About this task: Lines containing "true" should be pulled from the material below.

Input data:
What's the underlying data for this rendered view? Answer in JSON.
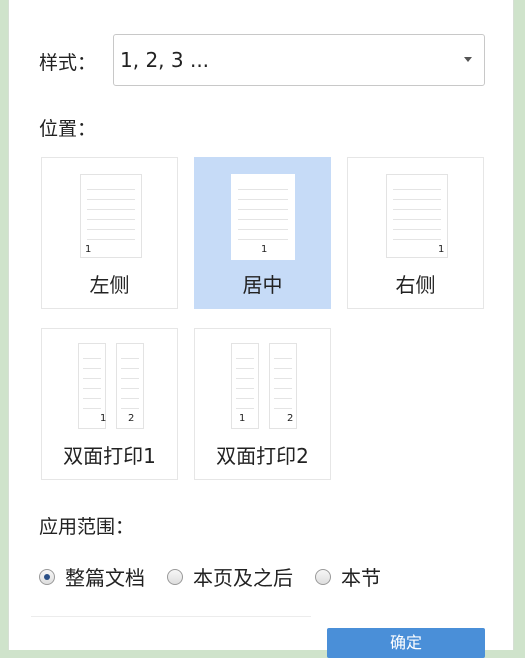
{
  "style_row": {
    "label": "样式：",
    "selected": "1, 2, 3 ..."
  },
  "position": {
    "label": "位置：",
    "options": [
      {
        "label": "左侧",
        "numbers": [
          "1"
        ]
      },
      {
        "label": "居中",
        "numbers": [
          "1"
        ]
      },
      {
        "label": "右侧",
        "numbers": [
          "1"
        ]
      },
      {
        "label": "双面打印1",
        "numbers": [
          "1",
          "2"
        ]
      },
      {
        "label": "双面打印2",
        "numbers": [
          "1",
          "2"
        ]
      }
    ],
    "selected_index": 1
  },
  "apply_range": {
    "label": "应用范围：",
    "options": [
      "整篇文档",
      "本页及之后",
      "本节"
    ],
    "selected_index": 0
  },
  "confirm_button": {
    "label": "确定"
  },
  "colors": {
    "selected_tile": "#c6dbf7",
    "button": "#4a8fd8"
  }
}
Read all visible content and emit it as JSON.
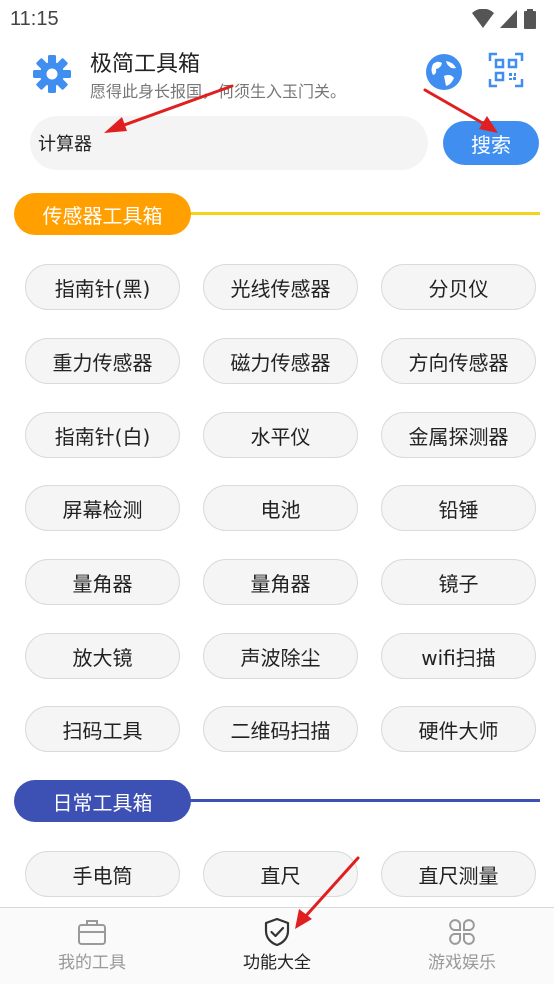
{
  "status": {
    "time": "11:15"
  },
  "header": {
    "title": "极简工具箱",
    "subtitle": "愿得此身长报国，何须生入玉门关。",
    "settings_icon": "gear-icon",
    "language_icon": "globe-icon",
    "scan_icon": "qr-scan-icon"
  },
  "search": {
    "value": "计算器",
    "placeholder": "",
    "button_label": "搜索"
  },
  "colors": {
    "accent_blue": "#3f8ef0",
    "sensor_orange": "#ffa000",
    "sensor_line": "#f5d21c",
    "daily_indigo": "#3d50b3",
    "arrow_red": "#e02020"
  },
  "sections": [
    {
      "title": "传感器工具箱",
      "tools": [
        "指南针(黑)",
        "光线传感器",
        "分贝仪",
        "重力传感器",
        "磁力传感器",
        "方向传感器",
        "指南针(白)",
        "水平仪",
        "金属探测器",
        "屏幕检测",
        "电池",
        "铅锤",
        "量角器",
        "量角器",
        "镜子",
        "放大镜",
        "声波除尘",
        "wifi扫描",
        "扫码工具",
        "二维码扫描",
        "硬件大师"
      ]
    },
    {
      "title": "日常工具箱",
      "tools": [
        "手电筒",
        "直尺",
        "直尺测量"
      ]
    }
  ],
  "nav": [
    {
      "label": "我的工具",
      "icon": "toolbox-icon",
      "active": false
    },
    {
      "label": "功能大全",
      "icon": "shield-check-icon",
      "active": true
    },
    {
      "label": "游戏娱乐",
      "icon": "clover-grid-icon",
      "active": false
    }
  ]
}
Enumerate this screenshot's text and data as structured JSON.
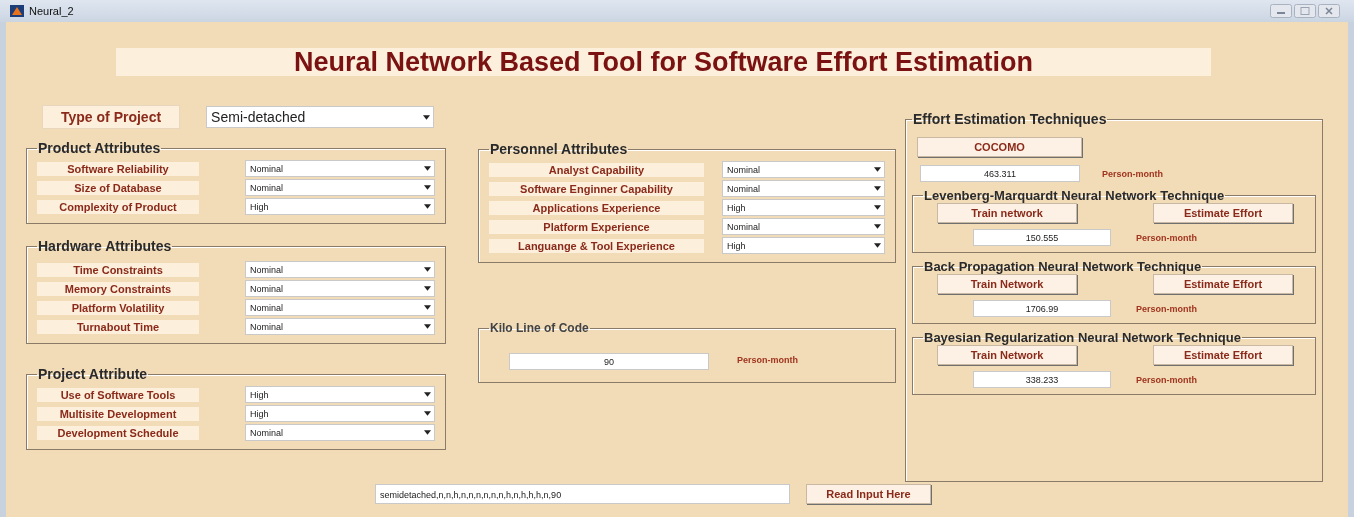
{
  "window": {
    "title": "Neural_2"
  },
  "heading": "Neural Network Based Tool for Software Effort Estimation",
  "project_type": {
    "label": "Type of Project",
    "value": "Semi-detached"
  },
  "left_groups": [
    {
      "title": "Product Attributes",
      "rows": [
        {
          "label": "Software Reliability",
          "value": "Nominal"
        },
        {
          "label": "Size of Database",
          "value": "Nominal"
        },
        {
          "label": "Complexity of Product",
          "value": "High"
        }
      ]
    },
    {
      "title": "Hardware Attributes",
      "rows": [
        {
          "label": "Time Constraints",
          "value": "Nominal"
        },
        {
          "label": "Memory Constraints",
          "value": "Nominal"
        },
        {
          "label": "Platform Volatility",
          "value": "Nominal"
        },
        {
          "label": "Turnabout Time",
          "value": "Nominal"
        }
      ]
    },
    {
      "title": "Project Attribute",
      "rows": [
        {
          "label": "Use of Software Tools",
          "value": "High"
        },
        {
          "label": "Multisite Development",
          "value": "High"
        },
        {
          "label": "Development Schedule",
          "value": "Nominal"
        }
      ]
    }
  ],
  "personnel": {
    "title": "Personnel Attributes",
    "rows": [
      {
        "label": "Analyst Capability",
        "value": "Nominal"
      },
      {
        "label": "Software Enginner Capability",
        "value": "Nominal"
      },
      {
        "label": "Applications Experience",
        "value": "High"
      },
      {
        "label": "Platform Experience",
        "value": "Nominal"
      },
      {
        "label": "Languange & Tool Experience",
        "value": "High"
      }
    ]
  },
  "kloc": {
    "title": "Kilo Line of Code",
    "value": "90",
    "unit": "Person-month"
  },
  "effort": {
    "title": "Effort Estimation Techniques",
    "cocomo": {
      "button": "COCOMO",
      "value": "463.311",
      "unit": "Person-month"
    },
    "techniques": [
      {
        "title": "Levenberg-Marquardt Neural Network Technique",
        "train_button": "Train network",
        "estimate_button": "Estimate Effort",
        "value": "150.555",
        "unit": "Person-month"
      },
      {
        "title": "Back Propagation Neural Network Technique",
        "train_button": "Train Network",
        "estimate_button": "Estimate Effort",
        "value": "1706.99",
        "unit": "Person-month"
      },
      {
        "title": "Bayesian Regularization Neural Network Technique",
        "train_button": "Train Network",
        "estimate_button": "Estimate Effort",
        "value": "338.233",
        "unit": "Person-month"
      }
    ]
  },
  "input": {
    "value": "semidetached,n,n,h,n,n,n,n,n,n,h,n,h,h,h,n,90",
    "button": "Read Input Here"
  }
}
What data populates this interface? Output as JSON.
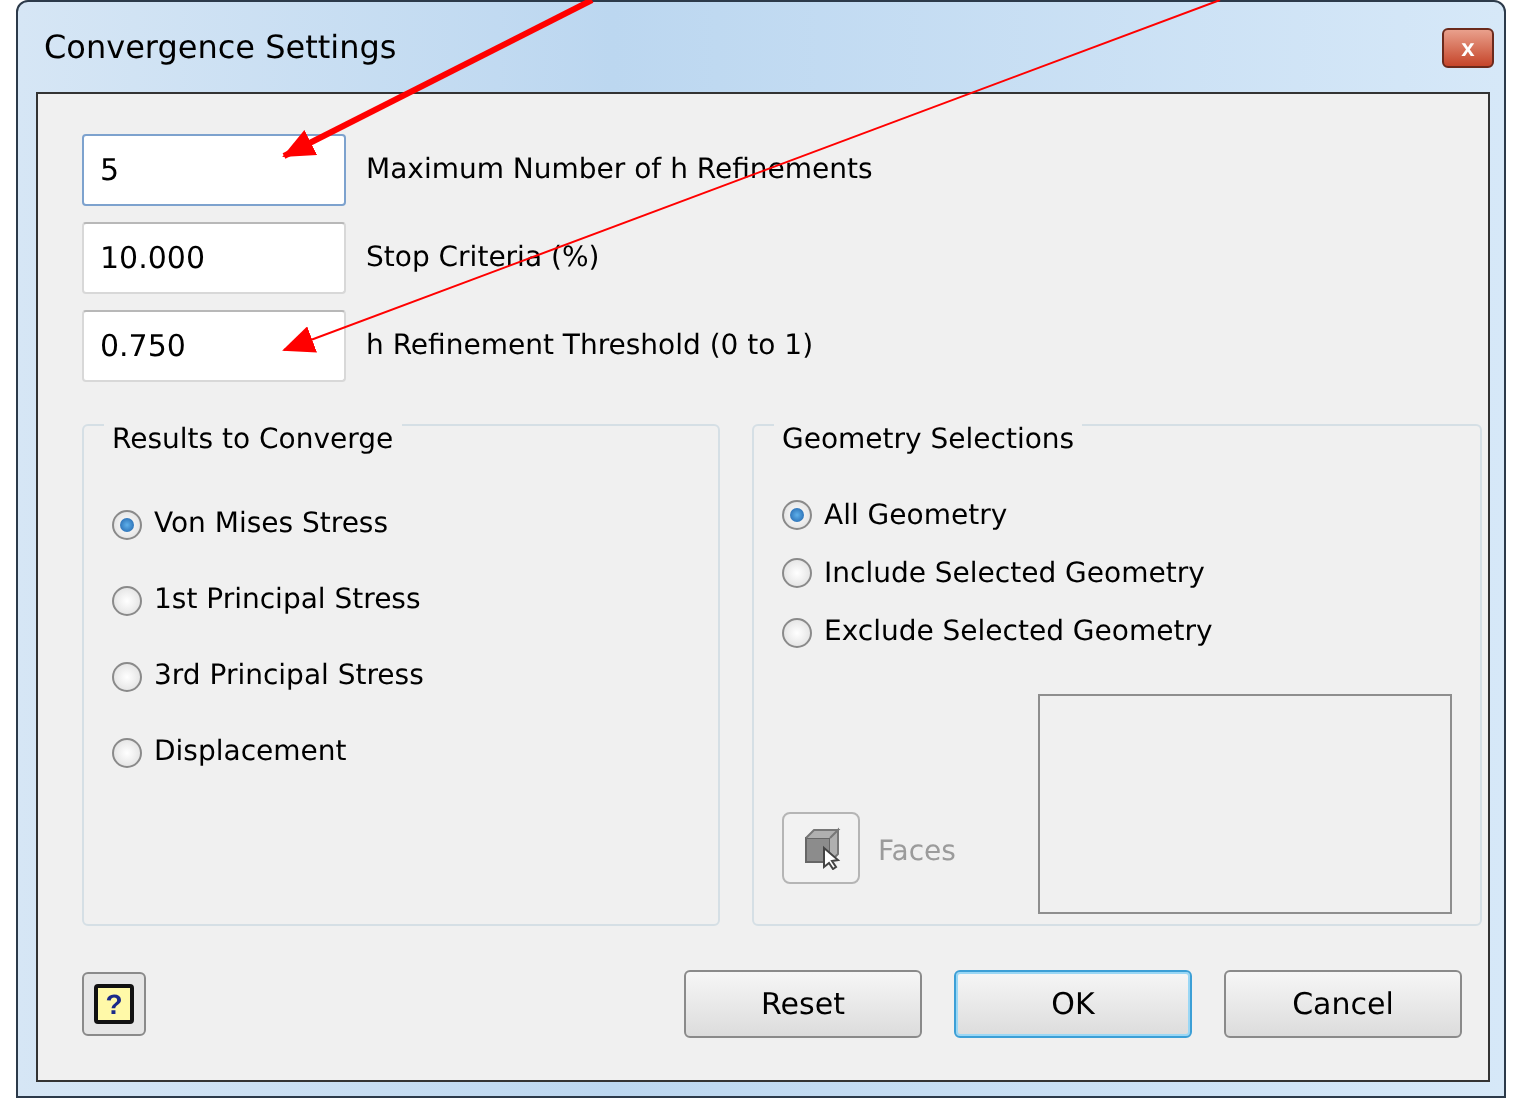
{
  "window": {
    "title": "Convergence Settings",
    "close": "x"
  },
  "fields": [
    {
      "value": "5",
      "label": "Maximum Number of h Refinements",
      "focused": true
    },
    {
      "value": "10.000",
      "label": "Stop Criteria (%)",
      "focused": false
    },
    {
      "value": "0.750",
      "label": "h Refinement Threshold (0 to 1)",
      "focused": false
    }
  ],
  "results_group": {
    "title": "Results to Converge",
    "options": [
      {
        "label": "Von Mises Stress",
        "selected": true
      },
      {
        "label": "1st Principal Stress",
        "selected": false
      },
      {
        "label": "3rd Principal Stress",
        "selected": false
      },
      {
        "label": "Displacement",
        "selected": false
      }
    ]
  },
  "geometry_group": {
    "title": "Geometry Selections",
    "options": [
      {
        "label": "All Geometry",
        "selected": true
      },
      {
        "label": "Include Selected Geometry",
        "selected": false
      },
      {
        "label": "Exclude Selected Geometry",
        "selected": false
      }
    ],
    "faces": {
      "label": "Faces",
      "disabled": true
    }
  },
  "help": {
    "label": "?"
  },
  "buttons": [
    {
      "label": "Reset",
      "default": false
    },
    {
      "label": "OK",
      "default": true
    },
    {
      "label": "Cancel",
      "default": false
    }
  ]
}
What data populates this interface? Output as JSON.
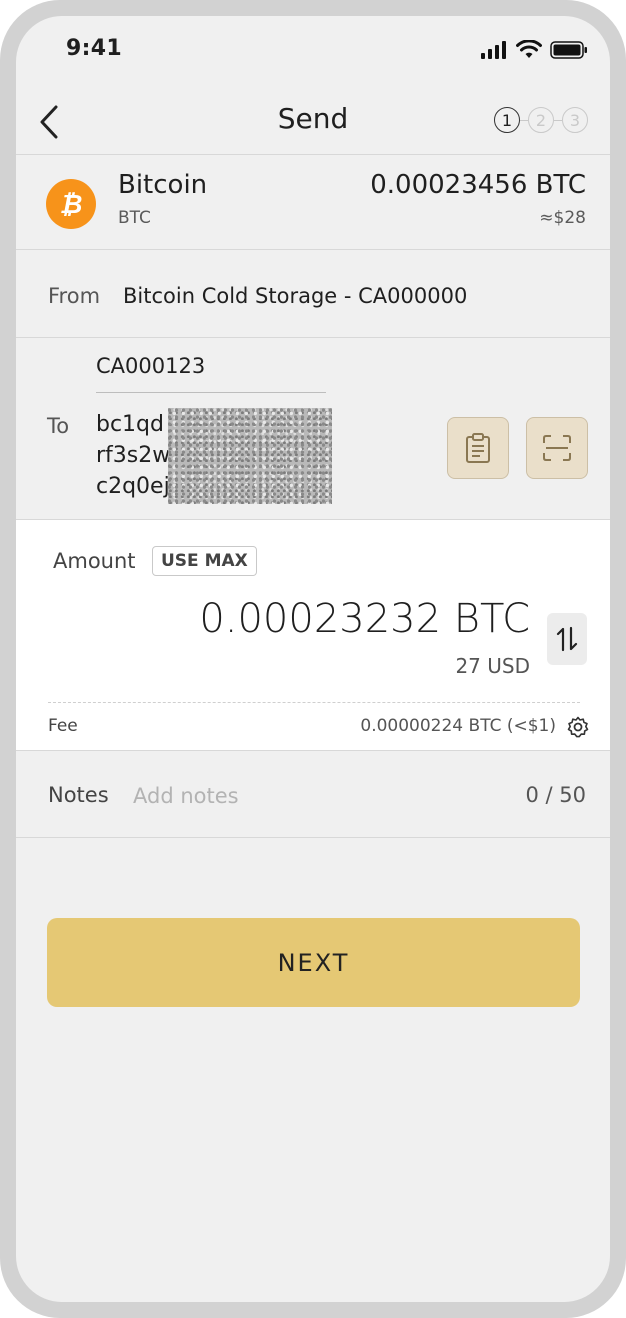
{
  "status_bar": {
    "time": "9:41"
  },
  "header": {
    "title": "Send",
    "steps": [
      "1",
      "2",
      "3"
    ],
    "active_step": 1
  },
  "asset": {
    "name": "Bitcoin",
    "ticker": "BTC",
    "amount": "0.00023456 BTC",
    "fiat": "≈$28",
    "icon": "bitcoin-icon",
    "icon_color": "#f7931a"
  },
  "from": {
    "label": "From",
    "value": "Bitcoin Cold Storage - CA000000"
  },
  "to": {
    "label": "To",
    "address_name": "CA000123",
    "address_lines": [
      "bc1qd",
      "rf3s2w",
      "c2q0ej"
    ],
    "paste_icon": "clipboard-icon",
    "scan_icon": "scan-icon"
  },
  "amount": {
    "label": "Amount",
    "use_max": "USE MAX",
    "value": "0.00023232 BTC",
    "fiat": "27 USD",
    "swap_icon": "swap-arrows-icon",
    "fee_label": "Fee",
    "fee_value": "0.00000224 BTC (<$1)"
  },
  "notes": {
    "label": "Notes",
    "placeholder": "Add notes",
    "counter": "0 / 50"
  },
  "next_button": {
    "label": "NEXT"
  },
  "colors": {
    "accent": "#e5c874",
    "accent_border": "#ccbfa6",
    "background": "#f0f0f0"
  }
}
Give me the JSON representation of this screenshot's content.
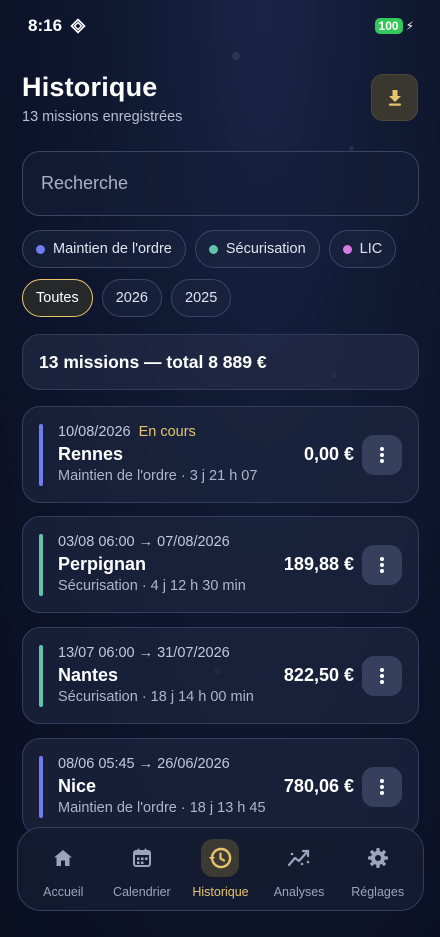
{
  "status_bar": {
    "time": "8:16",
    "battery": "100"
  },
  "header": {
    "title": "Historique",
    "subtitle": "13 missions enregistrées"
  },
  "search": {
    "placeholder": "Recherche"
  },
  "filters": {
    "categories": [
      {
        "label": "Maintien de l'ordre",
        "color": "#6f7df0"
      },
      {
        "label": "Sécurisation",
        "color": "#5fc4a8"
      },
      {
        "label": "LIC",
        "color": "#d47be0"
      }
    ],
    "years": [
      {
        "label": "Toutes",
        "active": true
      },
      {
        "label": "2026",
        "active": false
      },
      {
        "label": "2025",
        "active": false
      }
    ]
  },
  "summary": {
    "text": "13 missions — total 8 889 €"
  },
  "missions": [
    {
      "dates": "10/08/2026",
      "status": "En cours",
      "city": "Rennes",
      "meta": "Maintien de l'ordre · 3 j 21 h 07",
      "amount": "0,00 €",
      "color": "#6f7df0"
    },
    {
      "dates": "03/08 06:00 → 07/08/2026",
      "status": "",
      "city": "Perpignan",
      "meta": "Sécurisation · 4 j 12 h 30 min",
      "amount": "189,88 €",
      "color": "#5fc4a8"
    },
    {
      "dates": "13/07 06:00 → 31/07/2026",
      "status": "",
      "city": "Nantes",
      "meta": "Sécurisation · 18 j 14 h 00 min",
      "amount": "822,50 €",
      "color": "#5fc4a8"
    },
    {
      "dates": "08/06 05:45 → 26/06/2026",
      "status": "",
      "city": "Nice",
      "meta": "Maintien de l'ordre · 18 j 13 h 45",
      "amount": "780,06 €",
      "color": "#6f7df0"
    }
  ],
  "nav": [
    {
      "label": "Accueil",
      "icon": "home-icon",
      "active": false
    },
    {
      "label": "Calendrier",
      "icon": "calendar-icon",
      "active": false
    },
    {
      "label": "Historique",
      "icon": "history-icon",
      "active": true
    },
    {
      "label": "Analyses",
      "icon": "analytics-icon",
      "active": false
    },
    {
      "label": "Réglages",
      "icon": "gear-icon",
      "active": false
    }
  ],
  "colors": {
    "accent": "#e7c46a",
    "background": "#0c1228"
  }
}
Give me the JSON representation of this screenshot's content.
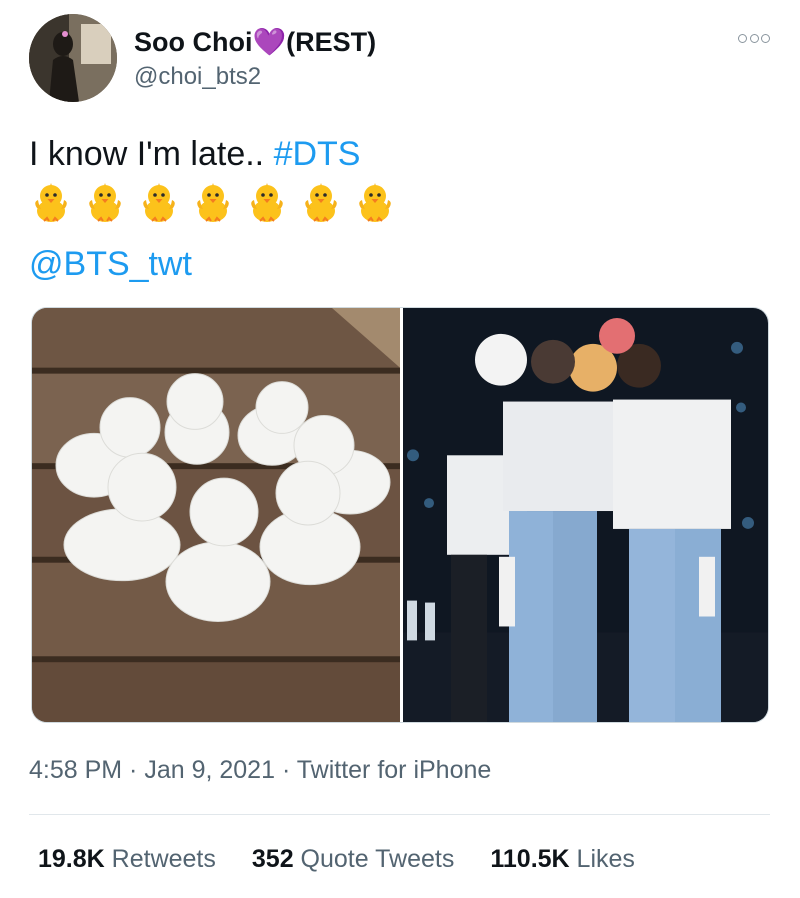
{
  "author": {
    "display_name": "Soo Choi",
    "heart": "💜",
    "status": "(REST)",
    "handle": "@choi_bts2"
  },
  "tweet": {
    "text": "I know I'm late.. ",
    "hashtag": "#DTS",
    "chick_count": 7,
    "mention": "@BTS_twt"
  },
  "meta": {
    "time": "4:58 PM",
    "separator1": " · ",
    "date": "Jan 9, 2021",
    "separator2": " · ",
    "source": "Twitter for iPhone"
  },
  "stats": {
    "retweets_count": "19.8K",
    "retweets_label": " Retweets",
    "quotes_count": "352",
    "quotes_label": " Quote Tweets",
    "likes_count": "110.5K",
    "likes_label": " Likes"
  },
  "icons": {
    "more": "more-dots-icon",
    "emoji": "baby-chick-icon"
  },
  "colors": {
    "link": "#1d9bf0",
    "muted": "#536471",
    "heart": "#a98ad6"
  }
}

Response to this task:
      "active": true
      "focused": true
        "selected": true
        "selected": true
      "disabled": true
      "default": true
        "active": true
      "active": true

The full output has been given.